"these" vs "this"

"these" vs "this"

This and these are demonstratives, which means they indicate a specific noun in a sentence. The two words are similar because they refer to nouns that are near in space and time. This is used with singular or uncountable nouns (i.e. this egg or this music). These refers to plural nouns (i.e. these cookies). When the noun is omitted after this and these, they become pronouns (i.e. turn this off when you leave).

Demonstratives are words we use to indicate nouns in a sentence. They point out specific nouns that are near or far in time and space. Demonstratives clarify the difference between an apple and this apple. The four most common demonstratives are this, that, these, and those.
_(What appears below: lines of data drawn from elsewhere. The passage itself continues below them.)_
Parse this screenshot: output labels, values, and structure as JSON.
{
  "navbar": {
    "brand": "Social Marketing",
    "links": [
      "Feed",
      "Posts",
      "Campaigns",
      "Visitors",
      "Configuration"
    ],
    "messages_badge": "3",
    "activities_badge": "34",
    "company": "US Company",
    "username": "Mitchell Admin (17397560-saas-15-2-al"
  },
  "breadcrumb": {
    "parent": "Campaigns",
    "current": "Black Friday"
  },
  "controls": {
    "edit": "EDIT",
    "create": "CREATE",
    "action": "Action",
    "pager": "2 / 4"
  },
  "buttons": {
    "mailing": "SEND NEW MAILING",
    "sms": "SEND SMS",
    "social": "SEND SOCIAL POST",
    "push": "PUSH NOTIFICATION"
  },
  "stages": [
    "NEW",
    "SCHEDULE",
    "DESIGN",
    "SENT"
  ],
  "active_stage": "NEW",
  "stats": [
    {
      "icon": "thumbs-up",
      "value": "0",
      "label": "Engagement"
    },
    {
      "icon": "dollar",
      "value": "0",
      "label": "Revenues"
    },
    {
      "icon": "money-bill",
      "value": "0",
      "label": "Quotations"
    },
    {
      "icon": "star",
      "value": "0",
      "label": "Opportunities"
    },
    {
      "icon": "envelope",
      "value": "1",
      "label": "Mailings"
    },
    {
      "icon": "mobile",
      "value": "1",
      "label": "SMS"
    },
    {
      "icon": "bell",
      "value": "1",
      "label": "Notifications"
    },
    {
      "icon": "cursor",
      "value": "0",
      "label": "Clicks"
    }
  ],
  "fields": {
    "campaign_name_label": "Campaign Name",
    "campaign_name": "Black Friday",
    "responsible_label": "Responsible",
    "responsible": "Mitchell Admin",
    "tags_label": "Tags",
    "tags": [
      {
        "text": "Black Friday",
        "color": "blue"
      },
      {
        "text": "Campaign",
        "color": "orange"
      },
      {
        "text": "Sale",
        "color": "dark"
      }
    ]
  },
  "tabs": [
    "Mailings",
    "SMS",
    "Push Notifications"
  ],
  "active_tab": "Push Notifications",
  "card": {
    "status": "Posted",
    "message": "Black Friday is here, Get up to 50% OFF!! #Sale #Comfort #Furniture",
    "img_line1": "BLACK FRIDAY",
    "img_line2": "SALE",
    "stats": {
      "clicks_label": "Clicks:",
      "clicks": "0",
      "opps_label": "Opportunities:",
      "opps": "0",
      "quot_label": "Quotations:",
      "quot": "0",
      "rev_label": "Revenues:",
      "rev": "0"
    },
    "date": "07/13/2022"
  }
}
This refers to a singular noun that is near in time or space. We also use this for uncountable nouns that we treat as singular. The noun that follows must be written as a singular noun.

  • This cupcake is delicious. (singular noun)
  • I want this necklace for Christmas. (singular noun)
  • What is this music you’re listening to? (singular uncountable noun)
  • Get a grip on all this anger. (singular uncountable noun)

This is often used to talk about time. It can be used to talk about time in the present or in the near past or near present.

  • My mom called me this morning. (near past)
  • What’s for dinner this evening? (near future)
  • I had three cancellations this week. (present)
  • This year has been difficult for my family. (present)


These also refers to nouns that are near in time or space, but it is used for plural nouns. The noun that follows these must be plural.

  • Where did these papers come from?
  • Let me hand you these boxes.
  • These musicians are talented.

That and Those

Similar to this and these, that and those are also demonstratives. They refer to nouns that are far in time or space. That is used for singular or uncountable nouns. Those is used before plural nouns.

  • Hand me that apple over there. (singular noun, far away)
  • What is all that noise outside? (singular uncountable noun, far away)
  • Those meetings are tomorrow. (plural noun, far away in time)
  • Let’s buy those toys. (plural noun, far away in distance)

Using Demonstratives As Pronouns

We can also use demonstratives as pronouns. If the subject or object is clear, we can omit the noun following the word.

  • Mix sugar and milk. Heat this on the stove. (This refers to the sugar and milk.)
  • Let me give you these. (It’s clear that these refers to whatever someone is giving.)
  • These are the times that try men’s souls. (The noun comes later in the sentence. These times are the times would be redundant.)
  • That is delicious! (That refers to whatever you just ate.)

Test yourself

Choose the missing word in each question.